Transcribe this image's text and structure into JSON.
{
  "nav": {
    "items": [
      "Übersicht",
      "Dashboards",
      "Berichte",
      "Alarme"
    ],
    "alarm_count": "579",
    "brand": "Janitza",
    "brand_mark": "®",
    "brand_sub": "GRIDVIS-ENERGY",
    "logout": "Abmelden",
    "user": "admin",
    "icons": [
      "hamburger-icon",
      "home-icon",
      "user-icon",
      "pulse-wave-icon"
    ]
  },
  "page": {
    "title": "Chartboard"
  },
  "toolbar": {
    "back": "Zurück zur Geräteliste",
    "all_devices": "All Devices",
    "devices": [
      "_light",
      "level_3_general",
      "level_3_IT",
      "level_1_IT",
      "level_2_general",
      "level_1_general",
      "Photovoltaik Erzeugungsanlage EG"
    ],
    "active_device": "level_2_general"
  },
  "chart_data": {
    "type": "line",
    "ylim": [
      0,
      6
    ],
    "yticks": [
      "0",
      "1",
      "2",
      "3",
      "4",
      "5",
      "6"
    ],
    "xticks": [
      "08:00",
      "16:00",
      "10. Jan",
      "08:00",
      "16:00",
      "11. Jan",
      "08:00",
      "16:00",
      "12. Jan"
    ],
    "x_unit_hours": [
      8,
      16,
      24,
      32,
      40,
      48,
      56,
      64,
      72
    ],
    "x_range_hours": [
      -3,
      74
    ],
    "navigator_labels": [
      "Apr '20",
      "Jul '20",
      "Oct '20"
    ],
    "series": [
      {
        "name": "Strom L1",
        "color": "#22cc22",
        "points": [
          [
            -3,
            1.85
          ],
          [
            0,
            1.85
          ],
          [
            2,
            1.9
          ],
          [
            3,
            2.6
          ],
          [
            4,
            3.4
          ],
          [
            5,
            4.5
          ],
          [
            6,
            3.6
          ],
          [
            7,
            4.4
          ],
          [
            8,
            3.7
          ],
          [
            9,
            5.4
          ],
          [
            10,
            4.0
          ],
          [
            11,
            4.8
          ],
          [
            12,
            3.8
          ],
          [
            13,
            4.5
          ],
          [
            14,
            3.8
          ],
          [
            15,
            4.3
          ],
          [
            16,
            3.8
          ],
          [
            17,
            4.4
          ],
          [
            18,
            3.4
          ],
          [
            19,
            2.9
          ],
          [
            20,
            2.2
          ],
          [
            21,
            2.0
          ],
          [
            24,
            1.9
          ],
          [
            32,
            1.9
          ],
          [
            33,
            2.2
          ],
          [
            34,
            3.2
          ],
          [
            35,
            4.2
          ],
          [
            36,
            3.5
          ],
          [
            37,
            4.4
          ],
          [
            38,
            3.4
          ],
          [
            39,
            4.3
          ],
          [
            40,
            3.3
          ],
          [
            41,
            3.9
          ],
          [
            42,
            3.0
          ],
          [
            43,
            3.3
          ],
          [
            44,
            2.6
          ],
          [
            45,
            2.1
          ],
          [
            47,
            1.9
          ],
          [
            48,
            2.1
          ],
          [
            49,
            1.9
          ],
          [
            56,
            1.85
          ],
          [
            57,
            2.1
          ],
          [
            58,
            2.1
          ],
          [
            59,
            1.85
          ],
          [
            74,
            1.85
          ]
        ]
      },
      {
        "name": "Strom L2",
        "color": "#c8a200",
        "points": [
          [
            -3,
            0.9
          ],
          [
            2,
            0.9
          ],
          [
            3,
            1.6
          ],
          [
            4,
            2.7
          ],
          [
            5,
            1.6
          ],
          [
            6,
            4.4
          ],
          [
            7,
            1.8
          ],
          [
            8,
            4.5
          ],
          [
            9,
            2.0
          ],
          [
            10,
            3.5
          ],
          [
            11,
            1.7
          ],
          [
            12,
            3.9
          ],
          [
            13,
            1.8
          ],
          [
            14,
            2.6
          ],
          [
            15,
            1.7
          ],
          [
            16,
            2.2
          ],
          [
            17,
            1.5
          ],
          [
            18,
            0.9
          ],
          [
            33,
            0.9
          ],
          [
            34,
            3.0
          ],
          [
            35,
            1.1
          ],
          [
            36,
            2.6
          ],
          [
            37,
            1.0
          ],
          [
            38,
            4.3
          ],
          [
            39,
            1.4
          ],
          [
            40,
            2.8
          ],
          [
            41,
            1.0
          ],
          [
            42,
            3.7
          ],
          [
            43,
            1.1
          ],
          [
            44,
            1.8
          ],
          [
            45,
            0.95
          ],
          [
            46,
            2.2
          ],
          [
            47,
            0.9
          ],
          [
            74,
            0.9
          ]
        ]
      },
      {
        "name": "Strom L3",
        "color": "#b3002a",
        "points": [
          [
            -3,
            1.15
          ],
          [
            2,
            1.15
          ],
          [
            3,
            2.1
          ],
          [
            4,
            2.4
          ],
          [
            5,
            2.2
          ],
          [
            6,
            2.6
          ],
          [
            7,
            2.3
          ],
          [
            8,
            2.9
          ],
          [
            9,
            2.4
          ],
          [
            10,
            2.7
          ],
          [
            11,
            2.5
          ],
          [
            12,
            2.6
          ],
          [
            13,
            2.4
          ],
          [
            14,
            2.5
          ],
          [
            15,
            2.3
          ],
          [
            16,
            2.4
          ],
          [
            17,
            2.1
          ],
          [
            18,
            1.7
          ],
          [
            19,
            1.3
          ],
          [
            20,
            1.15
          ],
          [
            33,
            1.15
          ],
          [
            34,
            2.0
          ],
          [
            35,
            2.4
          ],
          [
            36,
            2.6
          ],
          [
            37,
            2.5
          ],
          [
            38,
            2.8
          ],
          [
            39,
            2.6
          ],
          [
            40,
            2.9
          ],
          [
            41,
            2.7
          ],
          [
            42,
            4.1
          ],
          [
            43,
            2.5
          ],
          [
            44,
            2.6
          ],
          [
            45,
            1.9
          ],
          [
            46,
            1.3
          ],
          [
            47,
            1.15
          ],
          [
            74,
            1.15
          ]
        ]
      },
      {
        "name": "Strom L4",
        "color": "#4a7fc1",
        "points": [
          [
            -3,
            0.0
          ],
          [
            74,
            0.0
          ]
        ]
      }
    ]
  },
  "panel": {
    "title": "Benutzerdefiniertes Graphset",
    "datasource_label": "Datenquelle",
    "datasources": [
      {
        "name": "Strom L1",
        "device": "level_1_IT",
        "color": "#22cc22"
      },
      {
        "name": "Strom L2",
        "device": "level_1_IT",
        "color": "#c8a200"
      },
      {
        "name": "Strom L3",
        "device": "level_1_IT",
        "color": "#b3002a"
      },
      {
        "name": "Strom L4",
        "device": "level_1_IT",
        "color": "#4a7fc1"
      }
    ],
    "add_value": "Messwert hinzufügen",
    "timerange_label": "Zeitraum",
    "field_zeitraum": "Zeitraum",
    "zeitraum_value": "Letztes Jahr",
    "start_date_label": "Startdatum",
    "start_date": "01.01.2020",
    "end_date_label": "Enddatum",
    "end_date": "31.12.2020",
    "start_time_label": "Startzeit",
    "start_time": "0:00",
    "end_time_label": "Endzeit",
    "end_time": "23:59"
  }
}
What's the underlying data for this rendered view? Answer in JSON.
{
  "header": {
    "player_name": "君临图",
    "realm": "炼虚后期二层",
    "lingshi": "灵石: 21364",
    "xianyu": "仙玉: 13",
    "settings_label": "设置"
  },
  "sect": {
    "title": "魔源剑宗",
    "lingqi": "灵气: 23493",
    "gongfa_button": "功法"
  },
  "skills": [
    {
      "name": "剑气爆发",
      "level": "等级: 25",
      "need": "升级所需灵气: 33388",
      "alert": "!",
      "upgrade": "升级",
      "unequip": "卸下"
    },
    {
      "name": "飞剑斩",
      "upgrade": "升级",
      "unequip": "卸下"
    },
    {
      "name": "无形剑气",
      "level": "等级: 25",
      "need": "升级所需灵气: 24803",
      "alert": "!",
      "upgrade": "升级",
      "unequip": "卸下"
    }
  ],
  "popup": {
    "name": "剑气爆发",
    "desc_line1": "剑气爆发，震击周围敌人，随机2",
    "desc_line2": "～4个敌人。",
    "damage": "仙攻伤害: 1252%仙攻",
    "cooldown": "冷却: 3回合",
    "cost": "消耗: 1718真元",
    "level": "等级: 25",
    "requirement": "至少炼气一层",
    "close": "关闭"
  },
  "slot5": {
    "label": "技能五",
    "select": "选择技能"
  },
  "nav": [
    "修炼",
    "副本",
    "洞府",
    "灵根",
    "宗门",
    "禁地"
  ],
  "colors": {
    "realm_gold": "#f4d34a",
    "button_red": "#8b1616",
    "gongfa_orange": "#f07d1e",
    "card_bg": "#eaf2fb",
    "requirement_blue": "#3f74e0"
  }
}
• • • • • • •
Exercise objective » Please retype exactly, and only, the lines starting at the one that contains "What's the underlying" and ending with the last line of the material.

Result below »
What's the underlying data for this rendered view? Answer in JSON.
{
  "header": {
    "player_name": "君临图",
    "realm": "炼虚后期二层",
    "lingshi": "灵石: 21364",
    "xianyu": "仙玉: 13",
    "settings_label": "设置"
  },
  "sect": {
    "title": "魔源剑宗",
    "lingqi": "灵气: 23493",
    "gongfa_button": "功法"
  },
  "skills": [
    {
      "name": "剑气爆发",
      "level": "等级: 25",
      "need": "升级所需灵气: 33388",
      "alert": "!",
      "upgrade": "升级",
      "unequip": "卸下"
    },
    {
      "name": "飞剑斩",
      "upgrade": "升级",
      "unequip": "卸下"
    },
    {
      "name": "无形剑气",
      "level": "等级: 25",
      "need": "升级所需灵气: 24803",
      "alert": "!",
      "upgrade": "升级",
      "unequip": "卸下"
    }
  ],
  "popup": {
    "name": "剑气爆发",
    "desc_line1": "剑气爆发，震击周围敌人，随机2",
    "desc_line2": "～4个敌人。",
    "damage": "仙攻伤害: 1252%仙攻",
    "cooldown": "冷却: 3回合",
    "cost": "消耗: 1718真元",
    "level": "等级: 25",
    "requirement": "至少炼气一层",
    "close": "关闭"
  },
  "slot5": {
    "label": "技能五",
    "select": "选择技能"
  },
  "nav": [
    "修炼",
    "副本",
    "洞府",
    "灵根",
    "宗门",
    "禁地"
  ],
  "colors": {
    "realm_gold": "#f4d34a",
    "button_red": "#8b1616",
    "gongfa_orange": "#f07d1e",
    "card_bg": "#eaf2fb",
    "requirement_blue": "#3f74e0"
  }
}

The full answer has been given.